TASK GOAL
Output the whole listing below exactly, omitting the images.

DATA EXTRACT
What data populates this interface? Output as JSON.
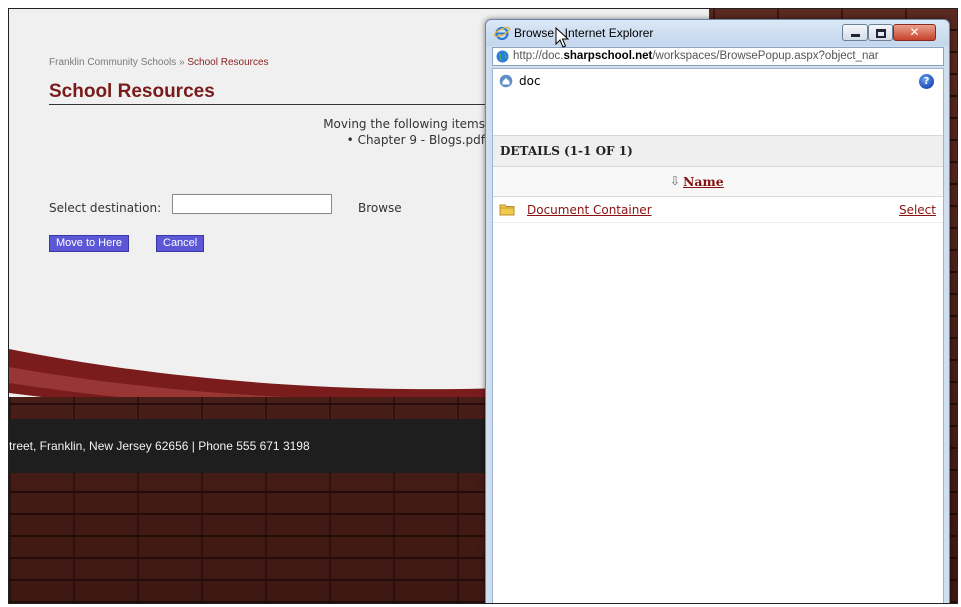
{
  "page": {
    "breadcrumb_root": "Franklin Community Schools",
    "breadcrumb_sep": " » ",
    "breadcrumb_current": "School Resources",
    "title": "School Resources",
    "moving_text": "Moving the following items",
    "moving_item": "Chapter 9 - Blogs.pdf",
    "select_label": "Select destination:",
    "destination_value": "",
    "browse_label": "Browse",
    "move_button": "Move to Here",
    "cancel_button": "Cancel",
    "footer_text": "treet, Franklin, New Jersey 62656 | Phone 555 671 3198"
  },
  "popup": {
    "title": "Browse - Internet Explorer",
    "url_prefix": "http://doc.",
    "url_domain": "sharpschool.net",
    "url_path": "/workspaces/BrowsePopup.aspx?object_nar",
    "root_label": "doc",
    "help_glyph": "?",
    "details_label": "DETAILS (1-1 OF 1)",
    "sort_arrow": "⇩",
    "name_header": "Name",
    "rows": [
      {
        "name": "Document Container",
        "action": "Select"
      }
    ]
  },
  "colors": {
    "accent_red": "#8a1111",
    "button_blue": "#5b57d6",
    "page_bg": "#f0f0f0",
    "footer_dark": "#1e1e1e",
    "window_chrome": "#cfdff0"
  },
  "icons": [
    "ie-icon",
    "globe-icon",
    "doc-icon",
    "help-icon",
    "folder-icon",
    "minimize-icon",
    "maximize-icon",
    "close-icon",
    "cursor-icon"
  ]
}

EXPECTED OUTPUT
What data populates this interface? Output as JSON.
{
  "page": {
    "breadcrumb_root": "Franklin Community Schools",
    "breadcrumb_sep": " » ",
    "breadcrumb_current": "School Resources",
    "title": "School Resources",
    "moving_text": "Moving the following items",
    "moving_item": "Chapter 9 - Blogs.pdf",
    "select_label": "Select destination:",
    "destination_value": "",
    "browse_label": "Browse",
    "move_button": "Move to Here",
    "cancel_button": "Cancel",
    "footer_text": "treet, Franklin, New Jersey 62656 | Phone 555 671 3198"
  },
  "popup": {
    "title": "Browse - Internet Explorer",
    "url_prefix": "http://doc.",
    "url_domain": "sharpschool.net",
    "url_path": "/workspaces/BrowsePopup.aspx?object_nar",
    "root_label": "doc",
    "help_glyph": "?",
    "details_label": "DETAILS (1-1 OF 1)",
    "sort_arrow": "⇩",
    "name_header": "Name",
    "rows": [
      {
        "name": "Document Container",
        "action": "Select"
      }
    ]
  },
  "colors": {
    "accent_red": "#8a1111",
    "button_blue": "#5b57d6",
    "page_bg": "#f0f0f0",
    "footer_dark": "#1e1e1e",
    "window_chrome": "#cfdff0"
  },
  "icons": [
    "ie-icon",
    "globe-icon",
    "doc-icon",
    "help-icon",
    "folder-icon",
    "minimize-icon",
    "maximize-icon",
    "close-icon",
    "cursor-icon"
  ]
}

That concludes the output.